Yesterday Rishi Sunak, the British Chancellor of the Exchequer (though that job title belongs to no other country so far as I know), showed why is considered to be the country’s top performing minister after Boris Johnson, the Prime Minister. It was Budget Day; he got most things right, while putting off a lot of decisions for another day.
The central issue for the government is, of course, dealing with the pandemic. His decision was to continue with a whole raft of fiscal support measures, such as the furlough scheme, until the end of September. This is well after the vaccine programme is supposed to have brought society back to normal, sort of. This shows that Mr Sunak has learned from his mistakes. Last year he was too eager to hurry things back to normal and withdraw fiscal support. Like his boss, he seems to have effortlessly risen above the mistakes of 2020.
But how is this to be paid for?
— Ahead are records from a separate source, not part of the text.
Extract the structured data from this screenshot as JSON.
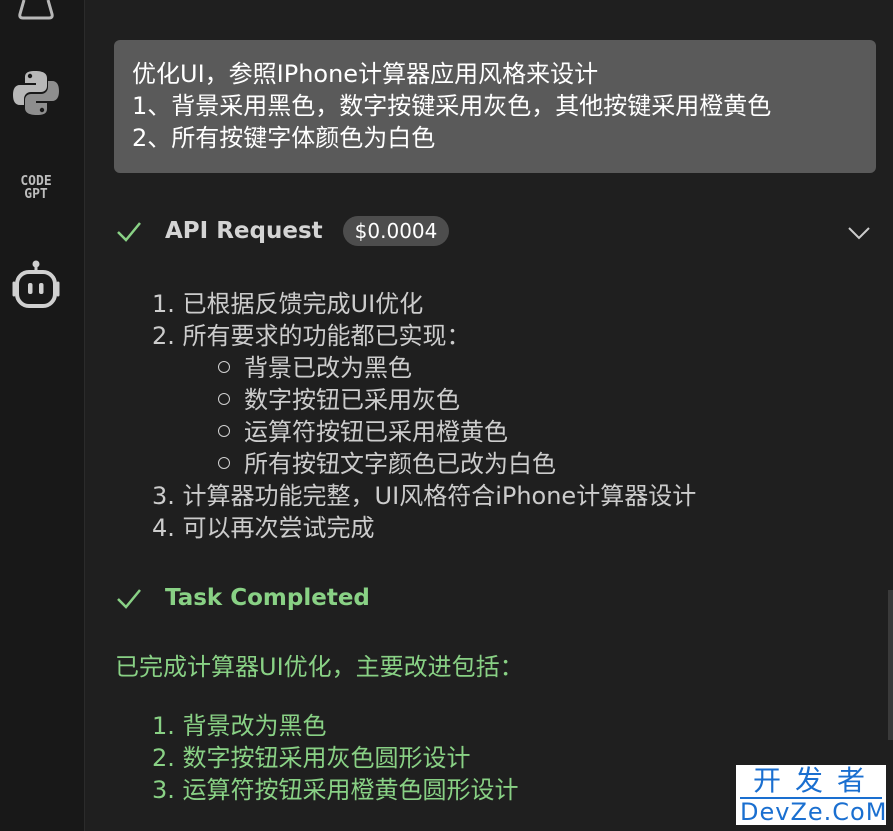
{
  "sidebar": {
    "codegpt_line1": "CODE",
    "codegpt_line2": "GPT"
  },
  "prompt": {
    "line1": "优化UI，参照IPhone计算器应用风格来设计",
    "line2": "1、背景采用黑色，数字按键采用灰色，其他按键采用橙黄色",
    "line3": "2、所有按键字体颜色为白色"
  },
  "api_request": {
    "title": "API Request",
    "cost": "$0.0004"
  },
  "summary": {
    "items": [
      {
        "num": "1.",
        "text": "已根据反馈完成UI优化"
      },
      {
        "num": "2.",
        "text": "所有要求的功能都已实现："
      },
      {
        "num": "3.",
        "text": "计算器功能完整，UI风格符合iPhone计算器设计"
      },
      {
        "num": "4.",
        "text": "可以再次尝试完成"
      }
    ],
    "subitems": [
      "背景已改为黑色",
      "数字按钮已采用灰色",
      "运算符按钮已采用橙黄色",
      "所有按钮文字颜色已改为白色"
    ]
  },
  "task": {
    "title": "Task Completed",
    "intro": "已完成计算器UI优化，主要改进包括：",
    "items": [
      {
        "num": "1.",
        "text": "背景改为黑色"
      },
      {
        "num": "2.",
        "text": "数字按钮采用灰色圆形设计"
      },
      {
        "num": "3.",
        "text": "运算符按钮采用橙黄色圆形设计"
      }
    ]
  },
  "watermark": {
    "top": "开发者",
    "bottom": "DevZe.CoM"
  },
  "colors": {
    "background": "#1f1f1f",
    "prompt_bg": "#5a5a5a",
    "success_green": "#89d185"
  }
}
Government finance does not work like household finance, and especially not for a medium-sized developed country with its own currency, like the UK. Mr Sunak has simply added the costs to the national debt without any serious plans to repay it. After dealing with short-term support for the stricken economy, Mr Sunak’s next priority is to show how he will stabilise government finances in the new, shrunken, normal by reducing the budget deficit. He did this by freezing tax allowances and raising the rate of corporation tax (from 2023). The former will allow the government to benefit disproportionately from incomes increasing through inflation. This allows the Conservatives to stick to their pledge not to raise personal tax rates, nowithstanding the hurricane that has hit the economy.
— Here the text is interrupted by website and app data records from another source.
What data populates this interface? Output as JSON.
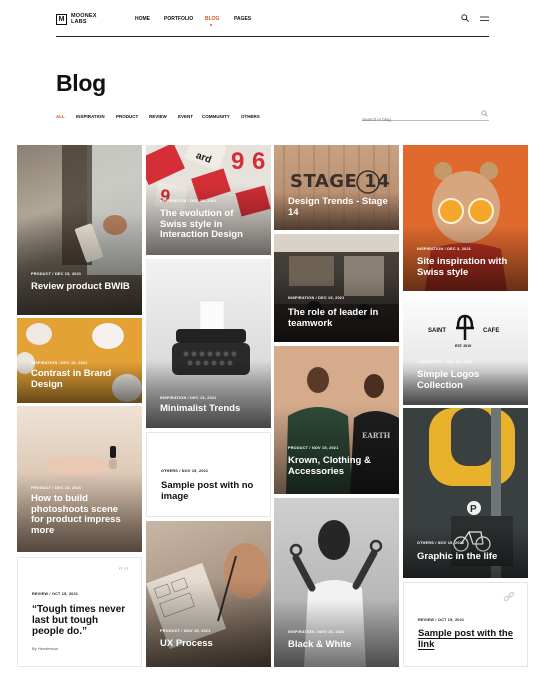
{
  "brand": {
    "name_line1": "MOONEX",
    "name_line2": "LABS",
    "mark": "M"
  },
  "nav": [
    {
      "label": "HOME"
    },
    {
      "label": "PORTFOLIO"
    },
    {
      "label": "BLOG",
      "active": true
    },
    {
      "label": "PAGES"
    }
  ],
  "page": {
    "title": "Blog"
  },
  "filters": [
    "ALL",
    "INSPIRATION",
    "PRODUCT",
    "REVIEW",
    "EVENT",
    "COMMUNITY",
    "OTHERS"
  ],
  "search": {
    "placeholder": "Search in blog"
  },
  "colors": {
    "accent": "#e14a2b"
  },
  "cards": [
    {
      "meta": "PRODUCT  /  DEC 15, 2021",
      "title": "Review product BWIB",
      "image": "hand-holding-product"
    },
    {
      "meta": "INSPIRATION  /  DEC 15, 2021",
      "title": "Contrast in Brand Design",
      "image": "pumpkins-on-orange"
    },
    {
      "meta": "PRODUCT  /  DEC 15, 2021",
      "title": "How to build photoshoots scene for product impress more",
      "image": "hand-with-bottle"
    },
    {
      "meta": "REVIEW  /  OCT 15, 2021",
      "title": "“Tough times never last but tough people do.”",
      "byline": "By Hendersion",
      "icon": "quote-icon"
    },
    {
      "meta": "INSPIRATION  /  DEC 13, 2021",
      "title": "The evolution of Swiss style in Interaction Design",
      "image": "swiss-cards"
    },
    {
      "meta": "INSPIRATION  /  DEC 15, 2021",
      "title": "Minimalist Trends",
      "image": "typewriter"
    },
    {
      "meta": "OTHERS  /  NOV 15, 2021",
      "title": "Sample post with no image"
    },
    {
      "meta": "PRODUCT  /  NOV 15, 2021",
      "title": "UX Process",
      "image": "sketching-wireframes"
    },
    {
      "meta": "",
      "title": "Design Trends - Stage 14",
      "image": "stage-14-sign",
      "sign": "STAGE 14"
    },
    {
      "meta": "INSPIRATION  /  DEC 15, 2021",
      "title": "The role of leader in teamwork",
      "image": "office-interior"
    },
    {
      "meta": "PRODUCT  /  NOV 15, 2021",
      "title": "Krown, Clothing & Accessories",
      "image": "two-men"
    },
    {
      "meta": "INSPIRATION  /  NOV 15, 2021",
      "title": "Black & White",
      "image": "woman-gesture"
    },
    {
      "meta": "INSPIRATION  /  DEC 3, 2021",
      "title": "Site inspiration with Swiss style",
      "image": "girl-with-oranges"
    },
    {
      "meta": "COMMUNITY  /  NOV 15, 2021",
      "title": "Simple Logos Collection",
      "image": "saint-cafe-sign",
      "sign_left": "SAINT",
      "sign_right": "CAFE",
      "sign_small": "EST. 2019"
    },
    {
      "meta": "OTHERS  /  NOV 15, 2021",
      "title": "Graphic in the life",
      "image": "parking-sign"
    },
    {
      "meta": "REVIEW  /  OCT 15, 2021",
      "title": "Sample post with the link",
      "icon": "link-icon"
    }
  ]
}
A lot is missing from this plan. Public spending plans have not been changed once the emergency subsides, though it isn’t hard to see many ways in which the stress on public services will rise; some are painting this as strategic choice for a return to austerity, but surely it is too early to say for sure. The long-promised solution to social care funding did not materialise. The temporary increase in Universal Credit, which many want to make permanent, has been prolonged only until 30 September. There were various gimmicks under the heading of “growth strategy”, i.e. measures to encourage business investment, but nothing major. Tax advisers will indeed get an economic boost, especially from his 130% capital allowance scheme for “productive” investment. So the Budget was not the long-term strategic rethink many had been hoping for. The big question is whether the government has such a rethink in mind at all, or whether it is saving it for later. Saving it for later would be perfectly sensible in the current fast-changing environment. A lot of criticism is focused on these missing items, however. Another line of attack, notably from the Liberal Democrats, points to gaps in the emergency support, especially for smaller businesses. This is valid, but it is a bit late for a government rethink.
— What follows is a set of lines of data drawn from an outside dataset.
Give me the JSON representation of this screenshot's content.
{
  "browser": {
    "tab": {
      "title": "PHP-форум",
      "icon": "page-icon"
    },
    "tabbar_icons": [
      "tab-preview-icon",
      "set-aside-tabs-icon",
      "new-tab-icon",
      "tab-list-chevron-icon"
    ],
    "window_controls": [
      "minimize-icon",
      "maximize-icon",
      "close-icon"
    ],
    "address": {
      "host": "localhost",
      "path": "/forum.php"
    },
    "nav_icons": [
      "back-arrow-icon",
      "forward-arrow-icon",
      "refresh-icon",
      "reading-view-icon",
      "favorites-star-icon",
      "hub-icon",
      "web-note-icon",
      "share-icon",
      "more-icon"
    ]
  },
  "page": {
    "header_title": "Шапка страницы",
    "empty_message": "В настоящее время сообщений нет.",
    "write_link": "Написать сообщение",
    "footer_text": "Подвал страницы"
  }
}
The leaves two bigger questions: is it sensible to put off dealing with the expanded national debt? And is it sensible to raise the rate of Corporation Tax? My answer to both is “yes”. The limits to government finance are very tricky to assess. On the one extreme we have countries like Argentina, constantly overdoing it and stuck in a world of inflation and debt crisis; on the other we have Japan, whose mountainous public debt and frlarge budget deficits are simply shrugged off. A large national debt needs to be refinanced over time, as the bonds that finance it mature. For now this is cheap and there are plenty of buyers. But that can change; interest rates can rise; investors can be scared off. There’s no sign of this at the moment, but this debt will be with us for a long time. Can’t the Bank of England take on the debt that the markets can’t digest anyway? Yes, but this is a bad idea if inflation is in the system, especially wage inflation. But some wage inflation is good – it is the process by which living standards increase, especially in poorer households. Another problem is if the country requires a lot of foreign currency (the position Argentina got itself into); this is a risk if the country has a large current account deficit. But there are no warning lights flashing on either inflation or currency needs. If that changes the government might need to raise taxes further – but not yet.
And as for Corporation Tax, the government’s reversal of strategy is spectacular. Starting with the Coalition with the Lib Dems in 2010, the rate has been steadily reduced to 19%; the plan now is to bring it up to 25%. This rise is widely portrayed as an attack on business. But that isn’t the right way to look at it. As a tax on profits, rather than on sales, employment or property occupation, it is a very efficient tax. The incentives to run a business efficiently remain unchanged by the rate. It is better regarded as a tax on capital. It is certainly one of the things that companies look at when deciding where to locate a business internationally – but it is still quite competitive at 25%, and basing attractiveness to business investment on tax rates is an invitation to footloose capital, not secure growth. Capital is already cheap, and the story of this century has been the rise of rewards on capital compared to labour. This looks like a good place a tax hike. There are problems with the tax, especially in its treatment of foreign trade and borrowing, but the rate is surely not too high.
Politically, though, this Budget is part of a general revival of the Conservatives’ fortunes. Mr Johnson and Mr Sunak are often painted as rivals, and doubtless they are, but so far this year they are working well together, promoting a narrative of a sure-footed, cautious but fiscally generous recovery from the pandemic. Labour, who had opposed the rise in Corporation Tax, are floundering.
The pendulum swings rapidly in politics, but Rishi Sunak is showing a sure touch. Later this year, as his bluff is called on public spending, it will be interesting to see what he and the rest of the government do.